So Crist has in fact flipped and flopped all over this issue, multiple times in the last 18 years.

6 comments

  1. Blue Dog Dem · · Reply

    Great retrospective!

    This is the best piece yet of your series.

    Like

  2. Facts matter….Thanks! Wow. Ginny Brown Waite flipped her vote…..Critical Thinking should
    trump party and donor loyalty…..

    Like

  3. Chiles was the messiah wasn’t he? Butterworth couldn’t even carry a Local State Senate race! These are the people left this in the state continue to look up to while Gov. Rick Scott produces jobs. I know Charlie Crist in his heart of hearts doesn’t agree with these people so obviously I still have a lot for him for all the good he did for our state in the past.

    Like

  4. Why would Dems oppose tobacco?

    It’s a matter of free expression.

    It is the Christian Right and the Tea Party that have pushed draconian anti-smoking laws.

    Like

  5. Patti Lynn · · Reply

    Kartik,

    May I re-post the Crist tobacco story on Facebook???

    *Patti Lynn* itsjustpolitics.blogspot.com *I Support Equality in Every Venue: Pay Equity, Opportunity, Education, and **Marriage*

    Like

Leave a Reply

Fill in your details below or click an icon to log in:

WordPress.com Logo

You are commenting using your WordPress.com account. Log Out /  Change )

Google+ photo

You are commenting using your Google+ account. Log Out /  Change )

Twitter picture

You are commenting using your Twitter account. Log Out /  Change )

Facebook photo

You are commenting using your Facebook account. Log Out /  Change )

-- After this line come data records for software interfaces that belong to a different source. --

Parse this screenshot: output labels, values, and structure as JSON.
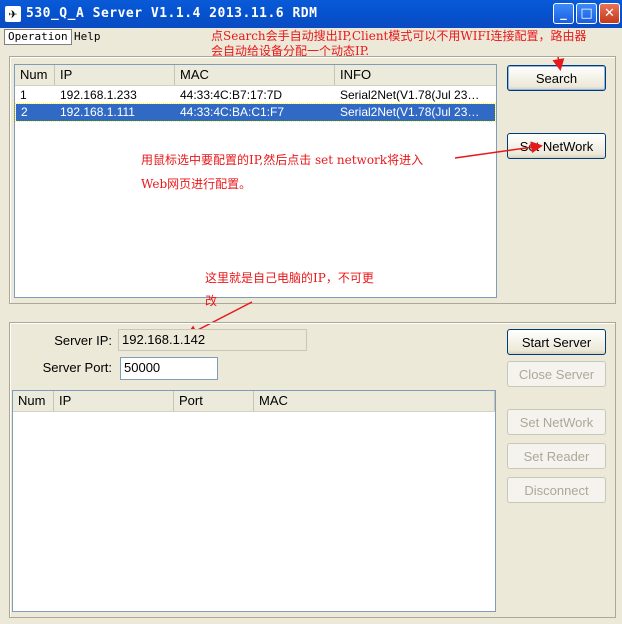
{
  "window": {
    "title": "530_Q_A Server V1.1.4 2013.11.6 RDM",
    "icon_glyph": "✈",
    "minimize_glyph": "_",
    "maximize_glyph": "□",
    "close_glyph": "✕"
  },
  "menu": {
    "operation": "Operation",
    "help": "Help"
  },
  "annotations": {
    "search_line1": "点Search会手自动搜出IP,Client模式可以不用WIFI连接配置，路由器",
    "search_line2": "会自动给设备分配一个动态IP.",
    "setnet_line1": "用鼠标选中要配置的IP,然后点击 set network将进入",
    "setnet_line2": "Web网页进行配置。",
    "serverip_line1": "这里就是自己电脑的IP，不可更",
    "serverip_line2": "改",
    "color": "#e8181a"
  },
  "devices_table": {
    "columns": [
      "Num",
      "IP",
      "MAC",
      "INFO"
    ],
    "rows": [
      {
        "num": "1",
        "ip": "192.168.1.233",
        "mac": "44:33:4C:B7:17:7D",
        "info": "Serial2Net(V1.78(Jul 23…",
        "selected": false
      },
      {
        "num": "2",
        "ip": "192.168.1.111",
        "mac": "44:33:4C:BA:C1:F7",
        "info": "Serial2Net(V1.78(Jul 23…",
        "selected": true
      }
    ]
  },
  "buttons": {
    "search": "Search",
    "set_network_top": "Set NetWork",
    "start_server": "Start Server",
    "close_server": "Close Server",
    "set_network_bottom": "Set NetWork",
    "set_reader": "Set Reader",
    "disconnect": "Disconnect"
  },
  "server": {
    "ip_label": "Server IP:",
    "ip_value": "192.168.1.142",
    "port_label": "Server Port:",
    "port_value": "50000"
  },
  "clients_table": {
    "columns": [
      "Num",
      "IP",
      "Port",
      "MAC"
    ],
    "rows": []
  }
}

Connecting to %s

This site uses Akismet to reduce spam. Learn how your comment data is processed.

%d bloggers like this: